For our March program, we leave the comfortable confines of Montana and travel northwest to the Alaska Peninsula for a presentation by retired Wildlife Biologist & Pilot Mike Vivion.
At 320,000 acres, the Izembek National Wildlife Refuge is one of the smallest of Alaska’s National Wildlife Refuges. But, the refuge’s most prominent feature; Izembek Lagoon, offers critical habitat for virtually the entire population of several waterfowl species, as well as numerous shorebird species.
Located approximately 700 miles southwest of Anchorage at the distal tip of the Alaska Peninsula, Izembek offers unique habitats and a remarkable array of avian species found almost nowhere else.
Here, the North Pacific Ocean is separated by only a few miles of the Alaska peninsula from the Bering Sea. This geography brings about some of the most violent weather on the planet. Two of the most active volcanoes in North America are visible from here on a rare clear day. The Izembek Refuge staff also manages the nearby first and largest of the Aleutian Islands, Unimak Island, a volcanic wonderland in its own right.
Retired US Fish & Wildlife Service Wildlife Biologist/Pilot Mike Vivion will discuss the remarkable migration of the Pacific Black Brant, the Emperor Goose, Steller’s Eider and other unique species that depend entirely on this unique component of our National Wildlife Refuge System for their survival.
Mike Vivion is a retired Wildlife Biologist/Airplane Pilot who worked on several National Wildlife Refuges over the course of his 34 year career. Twenty nine years of that career were spent in Alaska, where he was stationed on the Izembek, Kodiak and Yukon Flats National Wildlife Refuges. Aerial census and research projects took him to all the other refuges in Alaska. He retired from the FWS in 2005 and taught at the University of Minnesota, Crookston for seven years. He and his wife Gina, a retired elementary school teacher, moved to Bozeman in 2013 and are happily retired.
Sacajawea Audubon Society meets every 2nd Monday of the month, Sept. through May at Hope Lutheran Church, 2152 West Graf. Meetings start at 7:00 p.m. and are free and open to the public.

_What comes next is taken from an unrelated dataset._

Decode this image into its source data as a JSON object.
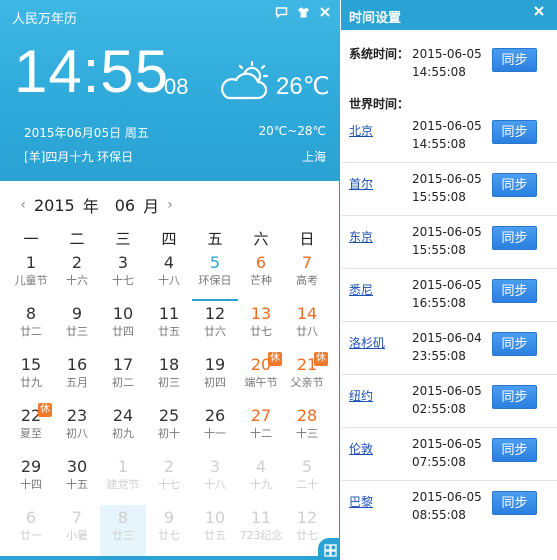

March 15th (Sunday) we will conduct our first IBA survey of the year in the Madison Valley. This has been a most unusual winter and during the extended warm spell in the middle of February Ennis Lake opened up and became almost ice free. It will be interesting to see how the mild open winter affects our bird counts. Raptors should be present in good numbers, Ennis Lake should be attracting many swans as well as a variety of ducks, and there should be some early songbird migrants back in the valley.
If you can help, email Paulette at firstname.lastname@example.org or call 580-6186. We will meet at the Ennis Pharmacy Café in Ennis by 7:45 am. Come early if you would like to eat breakfast there. We should be finished by noon or 1 pm.
FYI: Other IBA survey dates for the year will include:
- Madison Valley IBA survey - April 25
- Headwaters IBA survey - May 2
- Headwaters IBA survey - June 17
- Madison Valley IBA survey - June 24
**Only 1 spot left**
(Presented by: Steve Hoffman, Executive Director, MT Audubon
and founder of HawkWatch International)
Have you ever wanted to sharpen your raptor identification skills? If so, this is the workshop for you! On Thursday evening Steve will provide a detailed discussion of the identification and natural history of all raptor species (e.g., hawks, eagles, falcons, etc.) wintering in the Gallatin Valley. Steve’s illustrated talk will include a description of the many plumage variations (including subspecies and color forms, as well as age and sex variations) of the more common and observable species. Helpful behavioral clues will also be incorporated. Eagles, falcons and the “buteo” hawks (such as Red-tailed Hawks) will be emphasized. Participants will then go into the field (north of Bozeman) on Saturday to practice their newly-developed skills. Steve’s presentation will be especially valuable for “intermediate” and “advanced” raptor watching enthusiasts, although beginners will also find this workshop quite helpful.
The Thursday night presentation will start at 7 PM and last till 9 PM, in the Bozeman Public Library’s small conference room.
Saturday morning’s field trip will meet at the Museum of the Rockies at 8:30 am, and leave at 8:45. Be sure to dress for the weather and bring any necessary drinks or snacks for this 4-5 hour trip. If you have a spotting scope that you can bring, that would be helpful.
There is a $35 fee for Sacajawea Audubon members, $15 for students, or $55 for non-members (the $55 includes a $20 Sacajawea Audubon membership). There is a 20 person limit for the workshop and field trip. Advance reservation and payment is required. For more information and to make reservations please call John Parker at 586-5863 or e-mail email@example.com.